I am David Ridle, Skagit Farmers Supply Country Stores Agricultural Products & Services Consultant. Recently I’ve received several calls regarding Buttercup, Ranunculus sp., in pastures and hayfields. Folks are concerned because Buttercup has multiple impacts, i.e., the plant is both invasive and moderately toxic (more information).
Creeping buttercup’s competitive growth crowds out other plants, especially in wet soils. One plant can spread over a 40 square foot area in a year. Creeping buttercup also depletes potassium in the soil and so can have a detrimental effect on surrounding plants. Because creeping buttercup can tolerate heavy, wet soils, it can be a particularly bad problem on well-watered lawns, wet meadows and poorly drained pastures. In addition to invading wet grassy areas, creeping buttercup is reported as a weed of 11 crops in 40 countries.
Fresh buttercup plants are toxic to grazing animals, who can suffer from salivation, skin irritation, blisters, abdominal distress, inflammation, and diarrhea. Fortunately, buttercup has a strong, bitter taste so animals generally try to avoid it if more palatable forage is available. Also, the toxin protoanemonin is not very stable and loses its potency when dry, so buttercup is not generally toxic in hay. Unfortunately, livestock occasionally develop a taste for buttercup and consume fatal quantities.
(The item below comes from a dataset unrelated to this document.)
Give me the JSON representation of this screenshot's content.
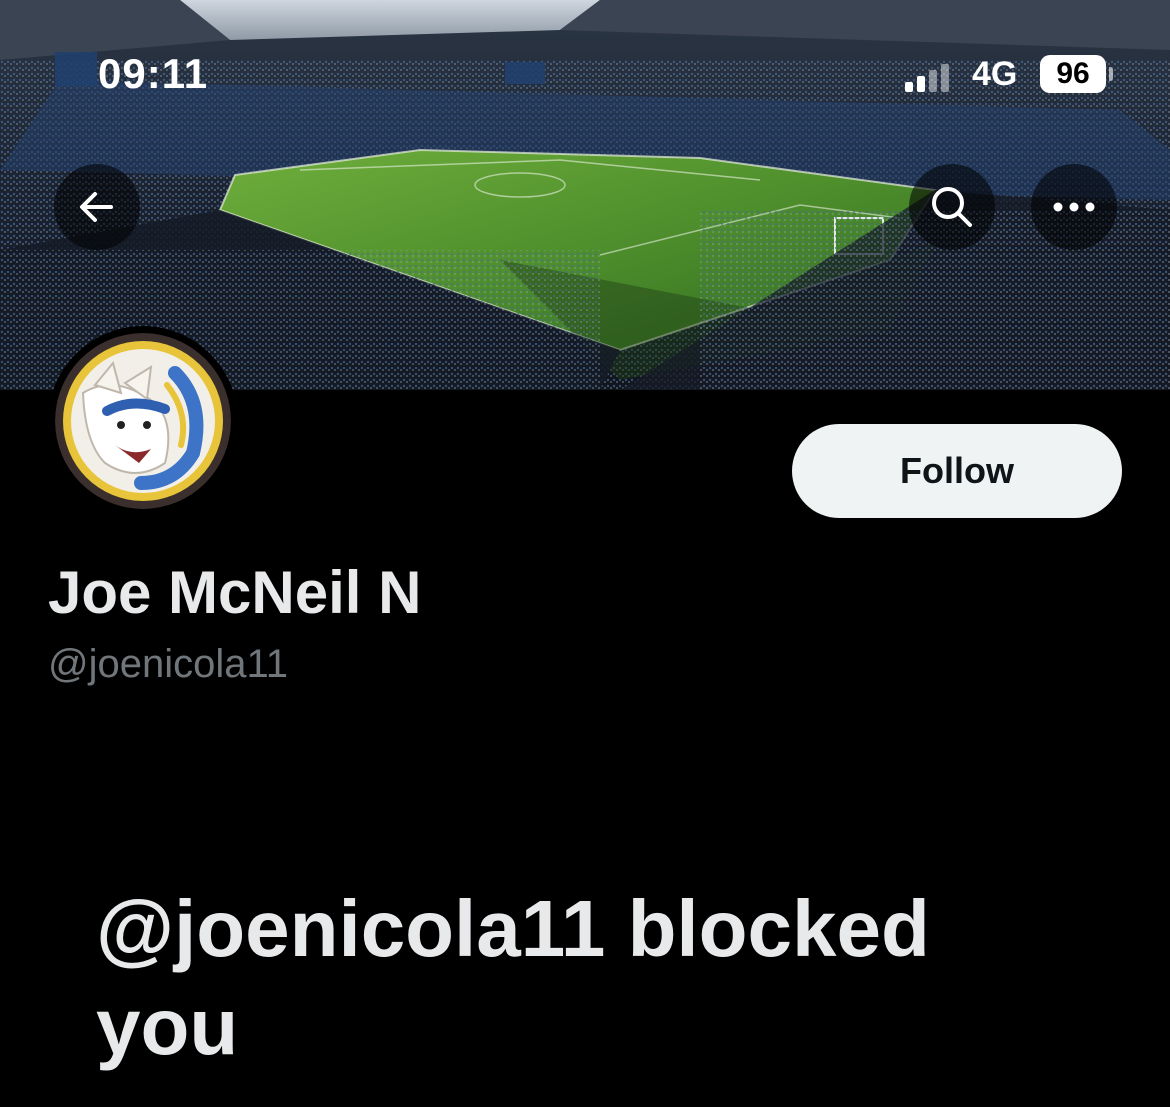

It is safest to keep populations of buttercup under control on grazed pastures and offer plenty of healthy forage.
To get rid of buttercups in your pasture or hayfield is a two step process; spray to kill the existing buttercups and improve the conditions that favor grass production.